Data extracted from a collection
#####

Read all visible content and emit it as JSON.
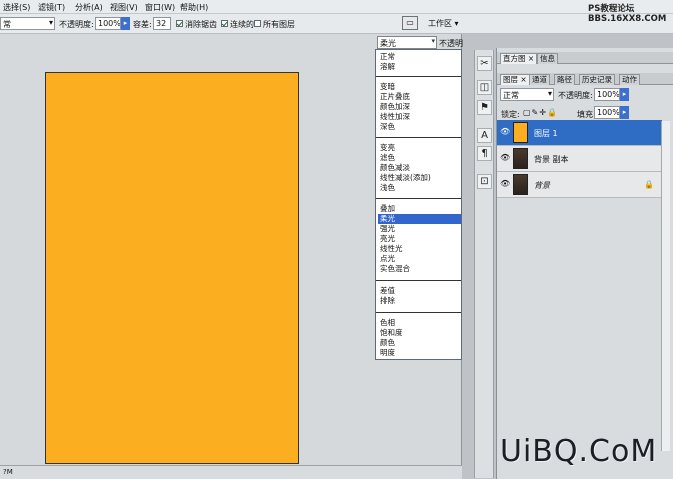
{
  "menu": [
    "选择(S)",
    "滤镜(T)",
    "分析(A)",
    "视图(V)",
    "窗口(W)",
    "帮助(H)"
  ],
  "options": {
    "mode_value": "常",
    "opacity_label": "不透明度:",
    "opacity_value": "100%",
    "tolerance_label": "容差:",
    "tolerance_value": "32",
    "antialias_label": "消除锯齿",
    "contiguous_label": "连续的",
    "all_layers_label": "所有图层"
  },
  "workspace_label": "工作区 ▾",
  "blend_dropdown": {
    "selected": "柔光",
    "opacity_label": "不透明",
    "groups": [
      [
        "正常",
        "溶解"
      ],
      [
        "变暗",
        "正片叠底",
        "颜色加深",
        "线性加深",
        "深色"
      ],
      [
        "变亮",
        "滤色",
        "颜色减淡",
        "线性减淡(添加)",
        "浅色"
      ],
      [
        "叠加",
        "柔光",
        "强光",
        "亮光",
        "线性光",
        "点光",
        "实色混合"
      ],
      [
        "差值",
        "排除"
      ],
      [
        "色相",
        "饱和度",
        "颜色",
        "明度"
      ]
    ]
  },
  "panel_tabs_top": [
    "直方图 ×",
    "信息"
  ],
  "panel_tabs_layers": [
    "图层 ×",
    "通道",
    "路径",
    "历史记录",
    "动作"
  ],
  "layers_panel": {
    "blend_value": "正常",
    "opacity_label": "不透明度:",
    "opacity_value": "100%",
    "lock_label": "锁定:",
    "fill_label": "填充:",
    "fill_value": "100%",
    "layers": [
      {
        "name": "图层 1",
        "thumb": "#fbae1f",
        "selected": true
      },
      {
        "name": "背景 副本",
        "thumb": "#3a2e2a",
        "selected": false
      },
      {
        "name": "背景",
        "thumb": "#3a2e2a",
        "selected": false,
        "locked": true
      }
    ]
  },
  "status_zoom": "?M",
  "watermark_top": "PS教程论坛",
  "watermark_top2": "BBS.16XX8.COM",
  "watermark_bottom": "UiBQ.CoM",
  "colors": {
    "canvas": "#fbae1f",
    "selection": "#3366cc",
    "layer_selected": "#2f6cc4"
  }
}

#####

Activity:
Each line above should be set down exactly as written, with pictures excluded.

Response area:
Read all visible content and emit it as JSON.
{
  "menu": [
    "选择(S)",
    "滤镜(T)",
    "分析(A)",
    "视图(V)",
    "窗口(W)",
    "帮助(H)"
  ],
  "options": {
    "mode_value": "常",
    "opacity_label": "不透明度:",
    "opacity_value": "100%",
    "tolerance_label": "容差:",
    "tolerance_value": "32",
    "antialias_label": "消除锯齿",
    "contiguous_label": "连续的",
    "all_layers_label": "所有图层"
  },
  "workspace_label": "工作区 ▾",
  "blend_dropdown": {
    "selected": "柔光",
    "opacity_label": "不透明",
    "groups": [
      [
        "正常",
        "溶解"
      ],
      [
        "变暗",
        "正片叠底",
        "颜色加深",
        "线性加深",
        "深色"
      ],
      [
        "变亮",
        "滤色",
        "颜色减淡",
        "线性减淡(添加)",
        "浅色"
      ],
      [
        "叠加",
        "柔光",
        "强光",
        "亮光",
        "线性光",
        "点光",
        "实色混合"
      ],
      [
        "差值",
        "排除"
      ],
      [
        "色相",
        "饱和度",
        "颜色",
        "明度"
      ]
    ]
  },
  "panel_tabs_top": [
    "直方图 ×",
    "信息"
  ],
  "panel_tabs_layers": [
    "图层 ×",
    "通道",
    "路径",
    "历史记录",
    "动作"
  ],
  "layers_panel": {
    "blend_value": "正常",
    "opacity_label": "不透明度:",
    "opacity_value": "100%",
    "lock_label": "锁定:",
    "fill_label": "填充:",
    "fill_value": "100%",
    "layers": [
      {
        "name": "图层 1",
        "thumb": "#fbae1f",
        "selected": true
      },
      {
        "name": "背景 副本",
        "thumb": "#3a2e2a",
        "selected": false
      },
      {
        "name": "背景",
        "thumb": "#3a2e2a",
        "selected": false,
        "locked": true
      }
    ]
  },
  "status_zoom": "?M",
  "watermark_top": "PS教程论坛",
  "watermark_top2": "BBS.16XX8.COM",
  "watermark_bottom": "UiBQ.CoM",
  "colors": {
    "canvas": "#fbae1f",
    "selection": "#3366cc",
    "layer_selected": "#2f6cc4"
  }
}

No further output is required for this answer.